This week a Federal District Judge in Sacramento overturned Steven Crittenden’s double murder conviction of a Chico doctor and his wife.
Judge Kimberly Mueller faulted the prosecutor, Jerry Flanagan’s dismissal of the only African American in the jury pool.
Flanagan used a peremptory challenge to remove the juror because she was unequivocally opposed to the death penalty. The District Attorney at the time, Will Mattly, was seeking the death penalty in this case.
On the chilly morning of Jan. 13, 1987, 67-year old Dr. William Chiapella and his 66-year old wife, Katherine, were found bound and gagged in their Downing Avenue home by their son. The couple had been stabbed multiple times and tortured before their death.
Chico Police determined the motive to be money. Crittenden, a Chico State Sudent at the time, had responded to a posting on a job board at the University for yard work at the Chiapella home three months prior to their death. Evidence introduced at the trial was damaging. There were the specifically patterned sheets, a strawberry pattern, used to bound and gag the Chiapellas. The same patterned, matching sheets were found in Crittenden’s Chico apartment. There was also a $3,000. check cashed by Crittenden and signed, under duress according to investigators, by Mrs. Chiapella. Crittenden claimed the money was from Mrs. Chiapella for sex. A shoe print was also found at the home matching Crittenden’s shoes.
While in the Butte County Jail, Crittenden escaped at least twice, kidnapping a man during one escape and taking him to Sacramento.
District Attorney Mike Ramsey, who was District Attorney by the time the case was tried in 1989, said today, every judge, including the California Supreme Court has found no errors in the jury selection. Ramsey said the recent ruling was an insult to Flannigan.
Crittenden’s murder trial was held in Placer County, because of the brutality of the murders, extensive publicity in the case and the notoriety of the Chiapellas.
Crittenden, an African American, is now 46, and has spent 24 years on San Quentin’s death row.
Ramsey says they will appeal the Federal Judge’s ruling. If the appeal by the 9th Circuit Court of Appeal is unsuccessful, Ramsey says they will retry Crittenden.
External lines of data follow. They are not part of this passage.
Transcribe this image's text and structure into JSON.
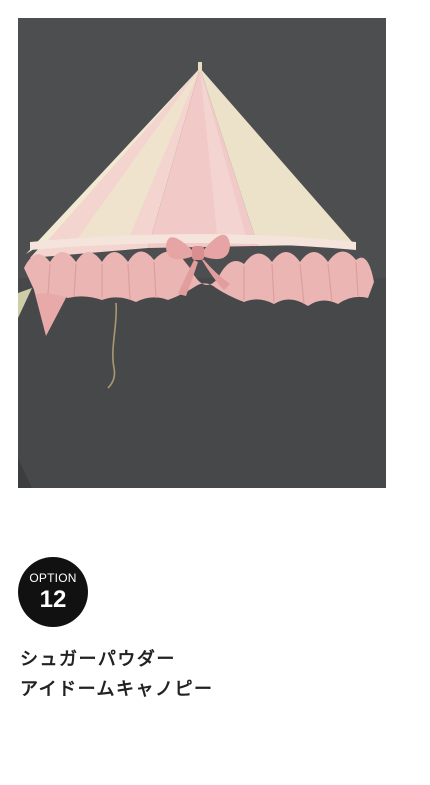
{
  "option_badge": {
    "label": "OPTION",
    "number": "12"
  },
  "product": {
    "title_line1": "シュガーパウダー",
    "title_line2": "アイドームキャノピー"
  },
  "colors": {
    "wall": "#4c4d4f",
    "canopy_pink": "#f0c2c0",
    "canopy_cream": "#f1ead6",
    "ruffle_pink": "#eab1b0",
    "badge": "#111111",
    "title_text": "#222222"
  }
}
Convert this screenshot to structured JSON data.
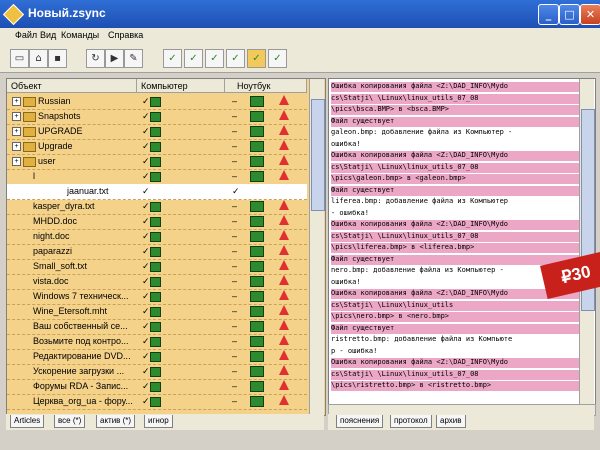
{
  "window": {
    "title": "Новый.zsync",
    "controls": [
      "_",
      "□",
      "✕"
    ]
  },
  "menu": [
    "Файл",
    "Вид",
    "Команды",
    "Справка"
  ],
  "columns": {
    "object": "Объект",
    "computer": "Компьютер",
    "notebook": "Ноутбук"
  },
  "rows": [
    {
      "name": "Russian",
      "folder": true,
      "c1": "✓",
      "c2": "–"
    },
    {
      "name": "Snapshots",
      "folder": true,
      "c1": "✓",
      "c2": "–"
    },
    {
      "name": "UPGRADE",
      "folder": true,
      "c1": "✓",
      "c2": "–"
    },
    {
      "name": "Upgrade",
      "folder": true,
      "c1": "✓",
      "c2": "–"
    },
    {
      "name": "user",
      "folder": true,
      "c1": "✓",
      "c2": "–"
    },
    {
      "name": "l",
      "folder": false,
      "c1": "✓",
      "c2": "–"
    },
    {
      "name": "jaanuar.txt",
      "folder": false,
      "selected": true,
      "c1": "✓",
      "c2": "✓"
    },
    {
      "name": "kasper_dyra.txt",
      "folder": false,
      "c1": "✓",
      "c2": "–"
    },
    {
      "name": "MHDD.doc",
      "folder": false,
      "c1": "✓",
      "c2": "–"
    },
    {
      "name": "night.doc",
      "folder": false,
      "c1": "✓",
      "c2": "–"
    },
    {
      "name": "paparazzi",
      "folder": false,
      "c1": "✓",
      "c2": "–"
    },
    {
      "name": "Small_soft.txt",
      "folder": false,
      "c1": "✓",
      "c2": "–"
    },
    {
      "name": "vista.doc",
      "folder": false,
      "c1": "✓",
      "c2": "–"
    },
    {
      "name": "Windows 7 техническ...",
      "folder": false,
      "c1": "✓",
      "c2": "–"
    },
    {
      "name": "Wine_Etersoft.mht",
      "folder": false,
      "c1": "✓",
      "c2": "–"
    },
    {
      "name": "Ваш собственный се...",
      "folder": false,
      "c1": "✓",
      "c2": "–"
    },
    {
      "name": "Возьмите под контро...",
      "folder": false,
      "c1": "✓",
      "c2": "–"
    },
    {
      "name": "Редактирование DVD...",
      "folder": false,
      "c1": "✓",
      "c2": "–"
    },
    {
      "name": "Ускорение загрузки ...",
      "folder": false,
      "c1": "✓",
      "c2": "–"
    },
    {
      "name": "Форумы RDA - Запис...",
      "folder": false,
      "c1": "✓",
      "c2": "–"
    },
    {
      "name": "Церква_org_ua - фору...",
      "folder": false,
      "c1": "✓",
      "c2": "–"
    }
  ],
  "left_tabs": [
    "Articles",
    "все (*)",
    "актив (*)",
    "игнор"
  ],
  "log": [
    {
      "text": "  Ошибка копирования файла <Z:\\DAD_INFO\\Mydo",
      "pink": true
    },
    {
      "text": "cs\\Statji\\          \\Linux\\linux_utils_07_08",
      "pink": true
    },
    {
      "text": "\\pics\\bsca.BMP> в <bsca.BMP>",
      "pink": true
    },
    {
      "text": "Файл существует",
      "pink": true
    },
    {
      "text": "galeon.bmp: добавление файла из Компьютер -",
      "pink": false
    },
    {
      "text": " ошибка!",
      "pink": false
    },
    {
      "text": "  Ошибка копирования файла <Z:\\DAD_INFO\\Mydo",
      "pink": true
    },
    {
      "text": "cs\\Statji\\          \\Linux\\linux_utils_07_08",
      "pink": true
    },
    {
      "text": "\\pics\\galeon.bmp> в <galeon.bmp>",
      "pink": true
    },
    {
      "text": "Файл существует",
      "pink": true
    },
    {
      "text": "liferea.bmp: добавление файла из Компьютер",
      "pink": false
    },
    {
      "text": " - ошибка!",
      "pink": false
    },
    {
      "text": "  Ошибка копирования файла <Z:\\DAD_INFO\\Mydo",
      "pink": true
    },
    {
      "text": "cs\\Statji\\          \\Linux\\linux_utils_07_08",
      "pink": true
    },
    {
      "text": "\\pics\\liferea.bmp> в <liferea.bmp>",
      "pink": true
    },
    {
      "text": "Файл существует",
      "pink": true
    },
    {
      "text": "nero.bmp: добавление файла из Компьютер -",
      "pink": false
    },
    {
      "text": "ошибка!",
      "pink": false
    },
    {
      "text": "  Ошибка копирования файла <Z:\\DAD_INFO\\Mydo",
      "pink": true
    },
    {
      "text": "cs\\Statji\\          \\Linux\\linux_utils",
      "pink": true
    },
    {
      "text": "\\pics\\nero.bmp> в <nero.bmp>",
      "pink": true
    },
    {
      "text": "Файл существует",
      "pink": true
    },
    {
      "text": "ristretto.bmp: добавление файла из Компьюте",
      "pink": false
    },
    {
      "text": "р - ошибка!",
      "pink": false
    },
    {
      "text": "  Ошибка копирования файла <Z:\\DAD_INFO\\Mydo",
      "pink": true
    },
    {
      "text": "cs\\Statji\\          \\Linux\\linux_utils_07_08",
      "pink": true
    },
    {
      "text": "\\pics\\ristretto.bmp> в <ristretto.bmp>",
      "pink": true
    }
  ],
  "right_tabs": [
    "пояснения",
    "протокол",
    "архив"
  ],
  "badge": "₽30",
  "colors": {
    "row_bg": "#f5d28a",
    "log_highlight": "#eca6c6",
    "titlebar": "#2f6fd6"
  }
}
He says it will be difficult to resurrect the evidence after more than 25 years. Ramsey added, he was shocked by the this week’s ruling.
"The ruling shows why people are disgusted with the game playing made with the death penalty," Ramsey said. "It’s P.C. gone wild."